The researchers also found that butter is more healthful than sugar or the starches found in white bread and potatoes that often are served with butter. Imagine a scale of one to 10, where the most healthful foods are at 10. Foods and beverages high in added sugars and white starchy foods would be a one, and non-starchy vegetables like leafy greens and broccoli would be a 10. Butter is neutral at five.
Dairy foods such as butter are near and dear to our Midwestern hearts. Now, thanks to one study, we’ve found we can enjoy a little butter and maintain a healthy heart.
We’re not saying go out and eat a lot of butter. Researchers have found that it isn’t public health enemy number one, but it’s not a health food, either. While the research didn’t find butter to be beneficial, eating butter in moderation doesn’t appear to increase risk for heart disease like we once thought.
To reach the conclusions, the researchers conducted a systematic review and meta-analysis. They examined nine studies that included 636,000 participants. The participants’ average daily butter consumption ranged from one-third of a serving to a little more than three servings. A serving is about one tablespoon.

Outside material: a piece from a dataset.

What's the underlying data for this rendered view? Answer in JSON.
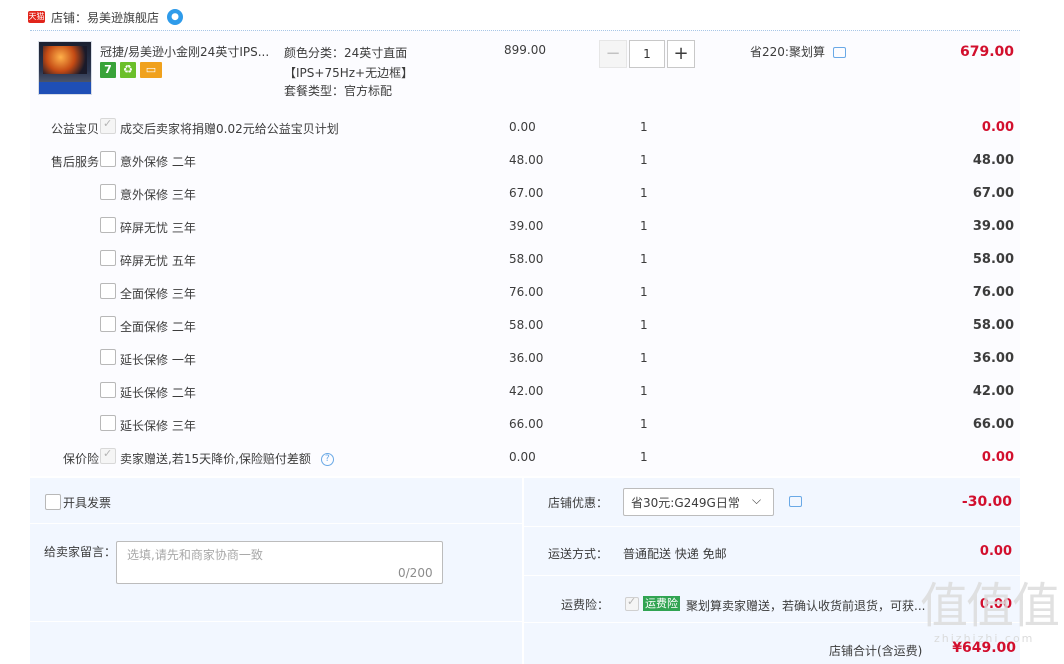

In four of the studies reviewed, people who included butter in their daily diet had 4 percent lower risk for type 2 diabetes. This finding, however, needs to be confirmed by further research. The possible shift in risk could partly be because dairy fat contains monounsaturated fats that can improve blood sugar and insulin sensitivity.
It’s important to note that none of the studies were randomized controlled studies – only observational in nature. This means researchers were unable to prove any cause-and-effect relationship between butter consumption and health outcomes. Researchers have noted that individuals who eat more butter tend have less healthy diets and lifestyles overall, but butter consumption appeared to be neutral in the overall health picture.
If you had a feeling that there would be two sides to this story, you’re right. Butter may not increase the risk of heart disease, but it’s still a high-calorie food with little nutritional value.
Many non-hydrogenated margarines and cooking oils may be a better nutritional option than butter. Consider trying monounsaturated and omega-3 fat sources such as canola, flaxseed or extra virgin olive oils, which are all rich in healthy fats. These oils are better bets than butter or starches and sugars to reduce your risks for diabetes and cardiovascular disease.
Other good sources of monounsaturated and omega-3 fats include avocados, salmon, almonds, walnuts and natural peanut/almond butters.
“All things in moderation” is a phrase that certainly applies to your potential butter use. Aim for a thumb’s worth or less per day, or save butter for special occasions like crab legs, lobster or shrimp scampi.
Bottom line: The priority is to aim for an overall healthy eating pattern that includes mostly whole foods, closest to their natural state, with a little room for foods like butter to enhance flavor.
The Dietary Guidelines for Americans offer a wealth of information about nutrition. And the nutrition professionals at Advocate Aurora Health can help you make the best food choices for you and your family.